A couple of weeks ago we had movie night at the house. By popular demanded we watched “He Named Me Malala”, a documentary about Malala Yusefzai, the young girl that captivated the world after she was shot by the Taliban for encouraging women and girls to get an education. It turned out to be an informative and interesting documentary, everyone was captivated even though English wasn’t the first language of the majority.
But as the movie progressed and more details about the shooting and her studies now, I could sense one of the residents was quite upset. I asked if she wanted to watch something else instead, but she said no, she actually found this very interesting. Once the movie was over, we were all quiet, letting it sink in. I turned to the resident to see how she was doing and could tell she wasn’t herself. She looked paler than usual, she wasn’t talking or smiling as usual, she wouldn’t look up; her eyes were fixed on something on the ground. I asked her again if she was ok. With tears in her eyes she looked at me and said, “this almost happened to me. Malala and I are lucky. We were able to get out, but all I can think of are the girls still stuck in this situation, but no one is paying them any attention.”
Hannah, our resident, was also almost killed because of her commitment to get an education.
In her tight-knit village, women didn’t get an education. They got married and had children. She would sneak out to go to school and then university. After class she would go to a grocery store where she worked to pay for school. Some days she would go work at a farm. “I have no idea how I had the courage to do what I did. But I saw how miserable my sisters, cousins and other women were. Almost all of them were married to abusive husbands, or husbands with drug or alcohol addictions. They were living in constant worry. That wasn’t a life to me. My mother, sisters and one of my brothers supported me, encouraged me and enabled me. They helped me sneak in and out, covered for me and even helped pay for my studies.”
One day, on her way back home from work, her younger brother, the same one that helped her earlier, tried to kill her. The reason she is alive today is only because he panicked for a split second and she ran. “They brainwashed him, blackmailed him and tricked him.”
That split second almost cost him his life because the men of the tribe turned on him. They knew he was sympathetic to me and thought he did this on purpose. He was shot in the head several days later, and although he survived he was never the same. “I lost my brother that day.”
She went to the police who took her to a nearby shelter. “The shelter was a big house with a garden and a thick concrete fence surrounding it. For the first couple of months I wasn’t allowed to go beyond the fence. Eventually they let me start working in the doctors office that was literally across the street.

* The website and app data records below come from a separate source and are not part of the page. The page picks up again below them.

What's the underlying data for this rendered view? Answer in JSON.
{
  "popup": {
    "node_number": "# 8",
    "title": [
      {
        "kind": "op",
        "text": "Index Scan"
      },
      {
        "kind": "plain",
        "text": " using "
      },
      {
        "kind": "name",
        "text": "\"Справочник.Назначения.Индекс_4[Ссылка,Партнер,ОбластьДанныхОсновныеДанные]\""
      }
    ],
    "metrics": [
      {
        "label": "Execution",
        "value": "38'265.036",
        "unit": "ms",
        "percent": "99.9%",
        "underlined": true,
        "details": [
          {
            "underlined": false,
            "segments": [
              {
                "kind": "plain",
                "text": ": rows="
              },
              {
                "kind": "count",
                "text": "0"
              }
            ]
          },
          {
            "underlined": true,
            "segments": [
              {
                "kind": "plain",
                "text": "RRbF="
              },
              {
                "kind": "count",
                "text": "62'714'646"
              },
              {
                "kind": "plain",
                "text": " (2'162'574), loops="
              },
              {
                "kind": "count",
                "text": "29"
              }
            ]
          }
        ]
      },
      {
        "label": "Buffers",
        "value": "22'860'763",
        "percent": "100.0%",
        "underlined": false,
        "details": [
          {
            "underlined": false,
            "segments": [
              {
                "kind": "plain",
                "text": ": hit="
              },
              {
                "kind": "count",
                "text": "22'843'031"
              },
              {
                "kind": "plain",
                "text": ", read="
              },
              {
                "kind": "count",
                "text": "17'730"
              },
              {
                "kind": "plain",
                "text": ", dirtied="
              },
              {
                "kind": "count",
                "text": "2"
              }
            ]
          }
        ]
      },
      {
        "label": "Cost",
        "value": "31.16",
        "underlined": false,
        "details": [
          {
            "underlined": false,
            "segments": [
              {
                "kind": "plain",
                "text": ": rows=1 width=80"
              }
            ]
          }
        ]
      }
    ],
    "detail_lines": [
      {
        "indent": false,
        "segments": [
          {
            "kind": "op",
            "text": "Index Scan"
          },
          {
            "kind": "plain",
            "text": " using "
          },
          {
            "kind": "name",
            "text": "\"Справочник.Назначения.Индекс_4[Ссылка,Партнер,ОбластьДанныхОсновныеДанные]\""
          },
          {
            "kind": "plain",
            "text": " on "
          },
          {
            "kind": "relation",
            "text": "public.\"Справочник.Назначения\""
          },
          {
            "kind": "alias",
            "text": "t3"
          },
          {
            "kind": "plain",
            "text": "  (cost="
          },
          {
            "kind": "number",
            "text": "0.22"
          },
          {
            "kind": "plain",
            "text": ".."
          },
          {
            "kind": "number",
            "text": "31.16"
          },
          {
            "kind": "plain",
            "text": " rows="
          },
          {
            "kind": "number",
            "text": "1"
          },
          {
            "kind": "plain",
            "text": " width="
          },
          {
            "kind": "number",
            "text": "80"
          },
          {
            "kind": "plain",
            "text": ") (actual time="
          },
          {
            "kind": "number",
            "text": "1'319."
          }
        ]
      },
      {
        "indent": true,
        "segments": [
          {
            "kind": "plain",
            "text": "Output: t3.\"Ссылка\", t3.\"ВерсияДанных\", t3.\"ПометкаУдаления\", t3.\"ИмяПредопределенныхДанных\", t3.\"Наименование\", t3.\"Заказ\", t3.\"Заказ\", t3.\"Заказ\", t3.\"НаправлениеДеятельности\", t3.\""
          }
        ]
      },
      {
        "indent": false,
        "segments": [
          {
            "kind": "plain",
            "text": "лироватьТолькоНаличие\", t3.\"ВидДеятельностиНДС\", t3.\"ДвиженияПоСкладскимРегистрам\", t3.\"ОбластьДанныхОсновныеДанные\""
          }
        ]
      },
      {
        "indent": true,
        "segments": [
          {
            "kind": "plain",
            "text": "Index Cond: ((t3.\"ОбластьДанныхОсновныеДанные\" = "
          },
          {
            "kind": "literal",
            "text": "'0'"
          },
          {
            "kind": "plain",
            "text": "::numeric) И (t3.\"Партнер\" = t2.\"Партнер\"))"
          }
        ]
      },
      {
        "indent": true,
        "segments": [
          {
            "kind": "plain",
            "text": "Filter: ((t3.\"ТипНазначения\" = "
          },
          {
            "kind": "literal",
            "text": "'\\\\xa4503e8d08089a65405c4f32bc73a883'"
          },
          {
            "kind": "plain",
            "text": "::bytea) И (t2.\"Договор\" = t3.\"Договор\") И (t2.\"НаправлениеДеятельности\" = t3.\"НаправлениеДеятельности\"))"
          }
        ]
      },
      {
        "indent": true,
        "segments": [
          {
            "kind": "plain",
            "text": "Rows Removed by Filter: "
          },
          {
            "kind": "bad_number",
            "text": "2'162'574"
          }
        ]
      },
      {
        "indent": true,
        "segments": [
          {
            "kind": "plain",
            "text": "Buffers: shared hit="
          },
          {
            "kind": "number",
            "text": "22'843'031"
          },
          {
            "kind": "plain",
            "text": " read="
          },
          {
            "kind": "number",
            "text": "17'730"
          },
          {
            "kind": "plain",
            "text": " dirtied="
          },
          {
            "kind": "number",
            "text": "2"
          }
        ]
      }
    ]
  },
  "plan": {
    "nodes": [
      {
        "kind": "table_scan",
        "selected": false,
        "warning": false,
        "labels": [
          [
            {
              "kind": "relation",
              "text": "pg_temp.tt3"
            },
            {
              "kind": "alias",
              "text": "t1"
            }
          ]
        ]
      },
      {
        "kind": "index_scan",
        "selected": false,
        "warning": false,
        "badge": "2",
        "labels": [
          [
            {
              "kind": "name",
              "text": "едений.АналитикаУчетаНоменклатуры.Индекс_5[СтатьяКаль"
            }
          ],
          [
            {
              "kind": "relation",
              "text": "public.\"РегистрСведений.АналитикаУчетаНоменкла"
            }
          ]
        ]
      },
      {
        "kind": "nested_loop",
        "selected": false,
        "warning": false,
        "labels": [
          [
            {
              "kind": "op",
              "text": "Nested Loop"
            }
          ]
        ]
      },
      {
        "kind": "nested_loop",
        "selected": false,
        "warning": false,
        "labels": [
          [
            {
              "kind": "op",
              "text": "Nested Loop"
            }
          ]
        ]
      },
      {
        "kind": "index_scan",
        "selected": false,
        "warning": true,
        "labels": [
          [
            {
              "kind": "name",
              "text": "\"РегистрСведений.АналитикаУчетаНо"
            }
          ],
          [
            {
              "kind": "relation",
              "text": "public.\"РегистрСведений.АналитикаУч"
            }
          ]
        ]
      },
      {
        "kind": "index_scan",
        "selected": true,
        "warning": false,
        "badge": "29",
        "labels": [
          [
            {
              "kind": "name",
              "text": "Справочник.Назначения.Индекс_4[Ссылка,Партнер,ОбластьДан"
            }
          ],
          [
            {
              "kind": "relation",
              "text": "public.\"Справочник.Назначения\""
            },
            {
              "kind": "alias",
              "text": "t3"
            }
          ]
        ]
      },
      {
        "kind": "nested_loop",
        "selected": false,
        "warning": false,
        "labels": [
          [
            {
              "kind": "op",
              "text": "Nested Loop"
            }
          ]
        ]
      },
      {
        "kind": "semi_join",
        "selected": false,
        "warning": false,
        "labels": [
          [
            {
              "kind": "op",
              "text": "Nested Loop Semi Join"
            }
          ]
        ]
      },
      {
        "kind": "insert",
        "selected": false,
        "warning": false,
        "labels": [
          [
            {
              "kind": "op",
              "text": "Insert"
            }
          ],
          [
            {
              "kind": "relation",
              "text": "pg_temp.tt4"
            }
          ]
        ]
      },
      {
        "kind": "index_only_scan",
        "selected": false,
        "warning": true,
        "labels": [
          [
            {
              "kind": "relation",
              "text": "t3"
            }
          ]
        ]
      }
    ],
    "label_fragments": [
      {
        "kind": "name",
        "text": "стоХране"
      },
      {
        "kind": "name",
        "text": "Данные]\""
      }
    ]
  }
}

This continued for a couple of months until the police informed us that there was word they knew I was at the shelter and would be trying to get me or kill me any day now. Within hours they had me transported in a big police SUV with tinted windows to another shelter in the capital. At this point we knew I had to leave the country because they would find me. So we got in touch with a shelter here in Canada and I left behind my mother, my sisters, my family, friends, degree and everything. But I’m still scared they’ll find me.”
I wondered how it was acceptable for her family to do this, how the police didn’t intervene or how no one did anything!
“My tribe and family are very well known back home. Even the police are afraid of them. No one can interfere in their affairs. They run the weapons and drug cartel in my country. I just wish I could do what Malala did and share my story to help the other girls from my tribe that weren’t as fortunate as me and are still stuck there. InshAllah one day I’ll share my story.”
For now, Hannah has found a new place and is writing her story. So far she’s filled five notebooks but her story isn’t over yet.